New vocals, new sound
In 2017, the band went back home, rested, wrote new music, and recorded a new album, which came out in 2018. While I was disappointed that Scott (and/or the band) wasn’t interested in my proposal, I was excited and still wanted to support the band, so I bought it the album the day it was released. Again, just like the EP, the music just didn’t do it for me. It wasn’t my style…it wasn’t Skeletonwitch, at least as I knew them. It sounded different…seemed different. For the first time in about 10 years, I didn’t want to listen to the band’s new music.
Despite my lack of interest, the new album, Devouring Radiant Light, was praised by a lot of the metal music industry for evolving into something more than thrash metal. But I didn’t care for it, and Dustin might not have been into it either, as he left the bandshortly before the new album was released. “It was time for me to slow down,” he texted me when I asked him about his departure. “But things are good.” (Dustin is now married, an Indianapolis DJ, and the frontman of an emerging band called Sacred Leather.)
From the Skeletonwitch I originally knew, it was now 40% different. But it wasn’t just the members who were different, Scott had changed, too. Around this time, he broke up with his girlfriend, left Athens, Ohio, and moved to Brooklyn before settling in Los Angeles. He stopped smoking and became a marathon runner, a chronicle of his own that you can read about in Decibel Magazine.
In the interview, Scott said, “I had this major life change and moved out into my own place and started doing my own thing. I found confidence and started writing so much more music. My creative side and running became weirdly linked. I would go for these runs and listen to what I was writing, which was the majority of [the new album].” I was truly happy for Scott, as it was clear he was growing personally and professionally.
And that was the new Skeletonwitch. A black metal vocalist takes over for the alcoholic, abusive original, whose brother was still in the band (and I can only imagine that plagued him to some degree). The drummer quit for a more steady life. The former chain-cigarette-smoking, marijuana-toking left-handed shredder became a creative long-distance runner.
The band changed, but I didn’t want them to. I wanted fast speed and thrash metal with death metal lyrics that would make you laugh if you tried to take them seriously. I didn’t want lyrics with meaning and new chord progressions. But, as they say, doing the same thing over and over again expecting a different result is the definition of insanity. For the band to keep attracting new fans and grow personally and professionally, they had to evolve, and I respected them for doing so.
When the band toured in 2019, for the first time I decided not to see them live and am not sure if I will again. And that’s okay.
In the end
I obviously never ended up writing a book on Skeletonwitch, although I wrote and published a book of my own stories, and much of the Skeletonwitch story ended up being chronicled in the Pitchfork article anyway. So this post is a version story I wanted to tell, albeit much shorter and much less than I wanted it to be.
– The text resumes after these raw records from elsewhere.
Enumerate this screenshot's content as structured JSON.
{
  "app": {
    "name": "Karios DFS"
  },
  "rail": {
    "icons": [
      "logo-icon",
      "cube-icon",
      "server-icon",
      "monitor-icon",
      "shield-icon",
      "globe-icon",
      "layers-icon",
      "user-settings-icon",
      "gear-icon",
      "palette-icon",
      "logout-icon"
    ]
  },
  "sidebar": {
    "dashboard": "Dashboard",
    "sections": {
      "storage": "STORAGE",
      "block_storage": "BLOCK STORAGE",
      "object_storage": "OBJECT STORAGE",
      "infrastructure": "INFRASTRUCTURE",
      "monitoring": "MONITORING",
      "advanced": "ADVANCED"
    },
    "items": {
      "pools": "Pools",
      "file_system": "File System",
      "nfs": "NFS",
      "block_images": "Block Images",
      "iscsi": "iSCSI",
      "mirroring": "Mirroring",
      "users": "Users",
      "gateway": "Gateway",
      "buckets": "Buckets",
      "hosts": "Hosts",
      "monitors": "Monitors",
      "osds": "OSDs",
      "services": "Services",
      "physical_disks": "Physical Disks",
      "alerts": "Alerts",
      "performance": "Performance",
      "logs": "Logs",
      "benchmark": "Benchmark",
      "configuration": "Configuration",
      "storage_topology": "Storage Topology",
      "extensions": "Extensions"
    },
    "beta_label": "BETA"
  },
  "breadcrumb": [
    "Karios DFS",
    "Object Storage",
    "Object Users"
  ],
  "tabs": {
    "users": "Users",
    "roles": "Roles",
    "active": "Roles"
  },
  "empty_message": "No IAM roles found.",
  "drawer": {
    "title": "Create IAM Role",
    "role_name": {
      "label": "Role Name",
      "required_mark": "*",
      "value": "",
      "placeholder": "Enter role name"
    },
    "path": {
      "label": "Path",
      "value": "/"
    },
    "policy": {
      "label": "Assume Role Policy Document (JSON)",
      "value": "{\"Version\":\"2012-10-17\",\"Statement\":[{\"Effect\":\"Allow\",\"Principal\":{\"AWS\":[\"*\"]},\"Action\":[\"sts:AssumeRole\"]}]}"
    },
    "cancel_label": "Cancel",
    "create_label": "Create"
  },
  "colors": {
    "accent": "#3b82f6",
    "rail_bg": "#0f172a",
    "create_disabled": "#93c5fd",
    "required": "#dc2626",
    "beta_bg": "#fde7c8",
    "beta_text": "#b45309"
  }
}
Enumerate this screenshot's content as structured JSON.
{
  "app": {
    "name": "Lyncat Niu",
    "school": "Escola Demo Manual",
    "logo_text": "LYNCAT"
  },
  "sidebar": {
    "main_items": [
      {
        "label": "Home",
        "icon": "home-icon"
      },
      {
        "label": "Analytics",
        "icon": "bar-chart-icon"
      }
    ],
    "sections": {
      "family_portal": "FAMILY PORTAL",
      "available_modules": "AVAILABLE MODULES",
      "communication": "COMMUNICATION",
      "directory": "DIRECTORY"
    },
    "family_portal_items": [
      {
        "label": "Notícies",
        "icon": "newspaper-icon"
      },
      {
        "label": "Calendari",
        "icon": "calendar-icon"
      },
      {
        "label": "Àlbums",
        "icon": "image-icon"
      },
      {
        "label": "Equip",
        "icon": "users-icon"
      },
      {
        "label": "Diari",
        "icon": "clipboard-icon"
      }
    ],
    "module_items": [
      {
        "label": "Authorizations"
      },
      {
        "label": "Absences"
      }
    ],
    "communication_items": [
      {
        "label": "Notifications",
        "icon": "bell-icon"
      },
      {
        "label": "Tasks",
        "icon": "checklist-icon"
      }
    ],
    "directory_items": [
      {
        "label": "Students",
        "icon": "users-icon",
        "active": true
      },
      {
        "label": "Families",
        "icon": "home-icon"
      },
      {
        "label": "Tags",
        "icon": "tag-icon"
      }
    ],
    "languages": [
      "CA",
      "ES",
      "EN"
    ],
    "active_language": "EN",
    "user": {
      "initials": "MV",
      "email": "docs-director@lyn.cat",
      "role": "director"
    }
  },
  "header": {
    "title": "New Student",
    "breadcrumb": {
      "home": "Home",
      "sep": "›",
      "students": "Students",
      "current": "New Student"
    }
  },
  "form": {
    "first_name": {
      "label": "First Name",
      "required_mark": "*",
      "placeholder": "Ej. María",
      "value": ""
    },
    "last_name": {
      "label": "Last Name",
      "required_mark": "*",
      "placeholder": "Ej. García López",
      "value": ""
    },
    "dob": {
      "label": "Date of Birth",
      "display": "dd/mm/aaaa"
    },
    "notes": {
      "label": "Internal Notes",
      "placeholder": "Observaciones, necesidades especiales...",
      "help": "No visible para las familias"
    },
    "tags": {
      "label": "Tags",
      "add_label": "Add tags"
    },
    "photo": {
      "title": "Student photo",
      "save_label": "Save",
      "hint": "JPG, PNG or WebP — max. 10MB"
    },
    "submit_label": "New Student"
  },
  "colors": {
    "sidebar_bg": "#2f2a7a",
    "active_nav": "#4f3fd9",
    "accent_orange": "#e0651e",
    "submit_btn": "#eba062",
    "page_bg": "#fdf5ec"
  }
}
Going forward, I probably won’t listen to the band’s new music and I probably won’t see them in concert again. That said, I’m sure I’ll always listen to the old Skeletonwitch and play along on my guitars and drums as best I can, and I’ll snuggle on my couch with my wife and daughter underneath the my quilted blanket comprising 16 Skeletonwitch t-shirts that my wife got for me as a present.
To the current and former members of Skeletonwitch, I wish you all the best in the world. Thank you for a great 10 years of music and fun, including at least 15 shows in six states and two countries (and two continents, for that matter.) I’ll never forget those incredible times I “worshiped the ‘Witch.”